Satire: Sources that use humor, irony, exaggeration, ridicule, satire, and false information to comment on current events.

State-sponsored News: Sources in repressive states operating under government sanctions and control.
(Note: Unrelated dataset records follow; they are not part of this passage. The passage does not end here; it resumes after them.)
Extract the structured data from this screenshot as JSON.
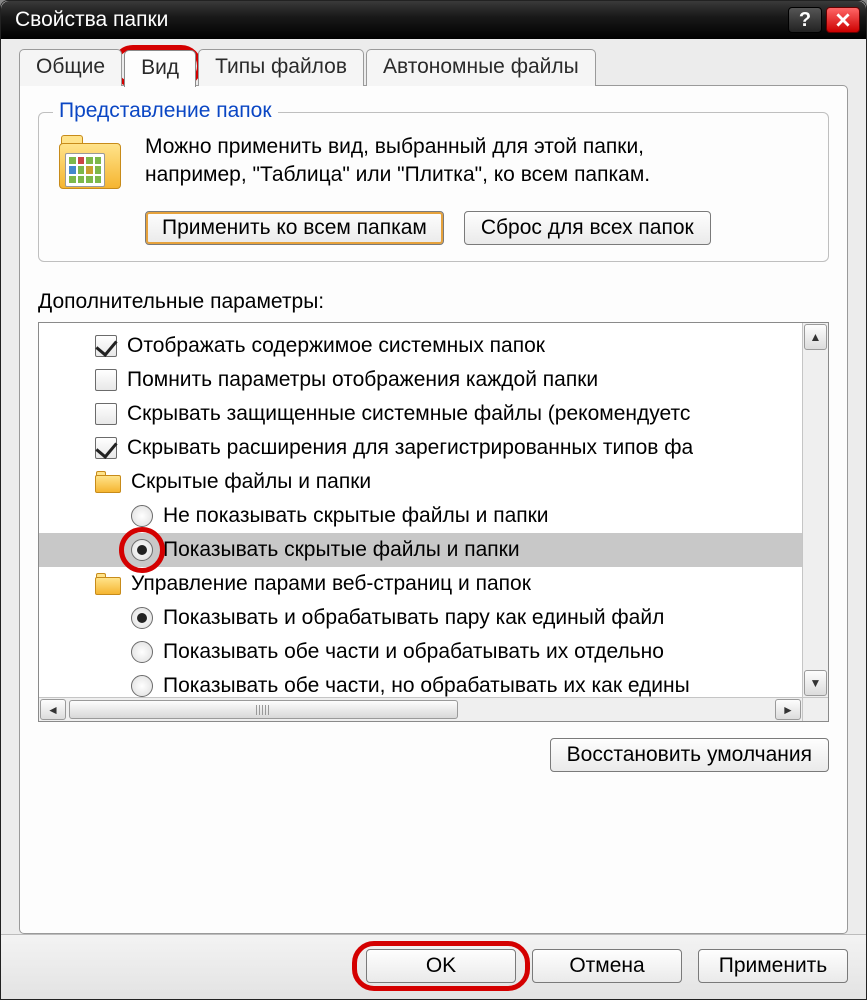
{
  "window": {
    "title": "Свойства папки"
  },
  "tabs": {
    "general": "Общие",
    "view": "Вид",
    "filetypes": "Типы файлов",
    "offline": "Автономные файлы"
  },
  "group": {
    "legend": "Представление папок",
    "text_line1": "Можно применить вид, выбранный для этой папки,",
    "text_line2": "например, \"Таблица\" или \"Плитка\", ко всем папкам.",
    "apply_all": "Применить ко всем папкам",
    "reset_all": "Сброс для всех папок"
  },
  "advanced_label": "Дополнительные параметры:",
  "options": [
    {
      "type": "checkbox",
      "checked": true,
      "level": 1,
      "label": "Отображать содержимое системных папок"
    },
    {
      "type": "checkbox",
      "checked": false,
      "level": 1,
      "label": "Помнить параметры отображения каждой папки"
    },
    {
      "type": "checkbox",
      "checked": false,
      "level": 1,
      "label": "Скрывать защищенные системные файлы (рекомендуетс"
    },
    {
      "type": "checkbox",
      "checked": true,
      "level": 1,
      "label": "Скрывать расширения для зарегистрированных типов фа"
    },
    {
      "type": "folder",
      "level": 1,
      "label": "Скрытые файлы и папки"
    },
    {
      "type": "radio",
      "checked": false,
      "level": 2,
      "label": "Не показывать скрытые файлы и папки"
    },
    {
      "type": "radio",
      "checked": true,
      "level": 2,
      "label": "Показывать скрытые файлы и папки",
      "highlighted": true,
      "selected": true
    },
    {
      "type": "folder",
      "level": 1,
      "label": "Управление парами веб-страниц и папок"
    },
    {
      "type": "radio",
      "checked": true,
      "level": 2,
      "label": "Показывать и обрабатывать пару как единый файл"
    },
    {
      "type": "radio",
      "checked": false,
      "level": 2,
      "label": "Показывать обе части и обрабатывать их отдельно"
    },
    {
      "type": "radio",
      "checked": false,
      "level": 2,
      "label": "Показывать обе части, но обрабатывать их как едины"
    }
  ],
  "restore_defaults": "Восстановить умолчания",
  "footer": {
    "ok": "OK",
    "cancel": "Отмена",
    "apply": "Применить"
  }
}
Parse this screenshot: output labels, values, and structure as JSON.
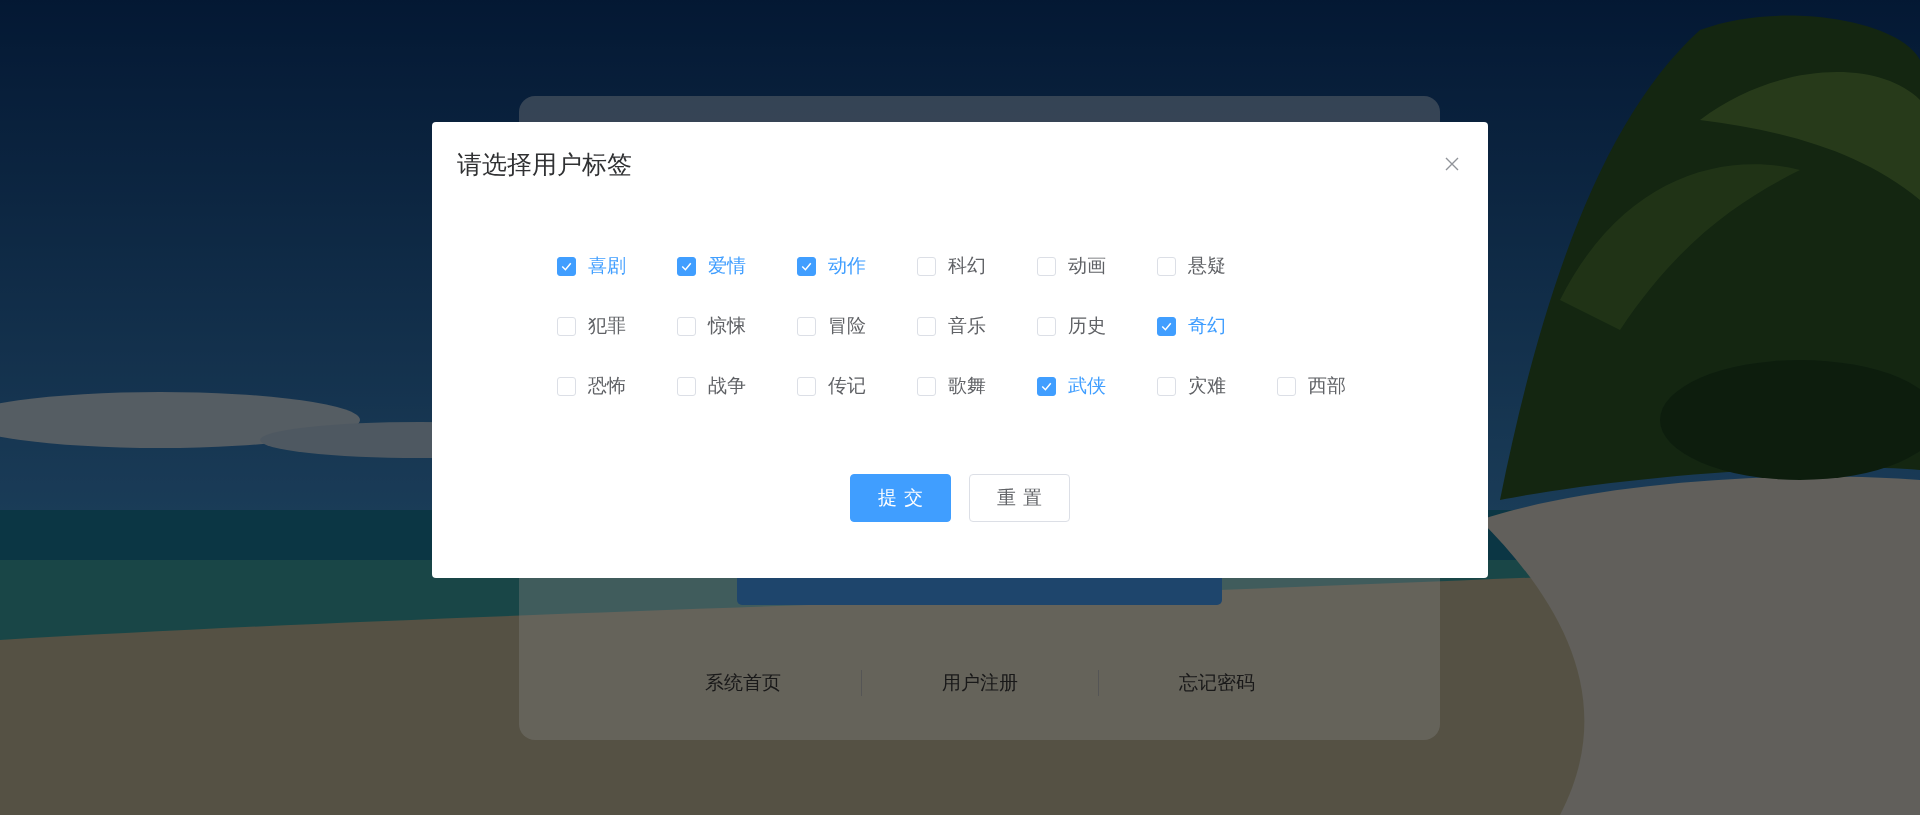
{
  "login_card": {
    "links": [
      "系统首页",
      "用户注册",
      "忘记密码"
    ]
  },
  "dialog": {
    "title": "请选择用户标签",
    "tag_rows": [
      [
        {
          "label": "喜剧",
          "checked": true
        },
        {
          "label": "爱情",
          "checked": true
        },
        {
          "label": "动作",
          "checked": true
        },
        {
          "label": "科幻",
          "checked": false
        },
        {
          "label": "动画",
          "checked": false
        },
        {
          "label": "悬疑",
          "checked": false
        }
      ],
      [
        {
          "label": "犯罪",
          "checked": false
        },
        {
          "label": "惊悚",
          "checked": false
        },
        {
          "label": "冒险",
          "checked": false
        },
        {
          "label": "音乐",
          "checked": false
        },
        {
          "label": "历史",
          "checked": false
        },
        {
          "label": "奇幻",
          "checked": true
        }
      ],
      [
        {
          "label": "恐怖",
          "checked": false
        },
        {
          "label": "战争",
          "checked": false
        },
        {
          "label": "传记",
          "checked": false
        },
        {
          "label": "歌舞",
          "checked": false
        },
        {
          "label": "武侠",
          "checked": true
        },
        {
          "label": "灾难",
          "checked": false
        },
        {
          "label": "西部",
          "checked": false
        }
      ]
    ],
    "buttons": [
      {
        "label": "提 交",
        "kind": "primary"
      },
      {
        "label": "重 置",
        "kind": "plain"
      }
    ]
  }
}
Propaganda.

Junk Science: Sources that promote pseudoscience, metaphysics,* naturalistic fallacies, and other scientifically false or dubious claims.

Hate News: Sources that actively promote racism, misogyny, homophobia, and other forms of bias and discrimination.

Clickbait: Sources that provide generally credible content, but use exaggerated, misleading, or questionable headlines, social media descriptions, and/or images.

Proceed With Caution: Sources that may be reliable but whose contents require further verification.

Political: Sources that provide generally verifiable information in support of certain points of view or political orientations.

Credible: Sources that circulate news and information in a manner consistent with traditional and ethical practices in journalism. (Remember: even credible sources sometimes rely on clickbait-style headlines or occasionally make mistakes. No news organization is perfect, which is why a healthy news diet consists of multiple sources of information).

 

Adapted from definitions used by Melissa Zimdars' Open Sources project that classifies websites for credibility.

Recognizing Fake News

What is Fake News?

Fake news is not news you disagree with.  "Fake news" is "fabricated information that mimics news media content in form but not in organizational process or intent. Fake-news outlets, in turn, lack the news media's editorial norms and processes for ensuring the accuracy and credibility of information. Fake news overlaps with other information disorders, such as misinformation (false or misleading information) and disinformation (false information that is purposely spread to deceive people)."Quoted by [David M. J. Lazer, et al., "The Science of Fake News," Science 09 Mar 2018: Vol. 359, Issue 6380, pp. 1094-1096.].

How it Works

What Can You Do?

What can I do about fake news? Be Informed, Not Influenced.

  • Investigate your sources
  • Become familiar with news sources that are accountable for their content
  • Learn to recognize your own biases
  • Stop and compare sources or stories before sharing especially if strong emotions are involved 

How Fake News Spreads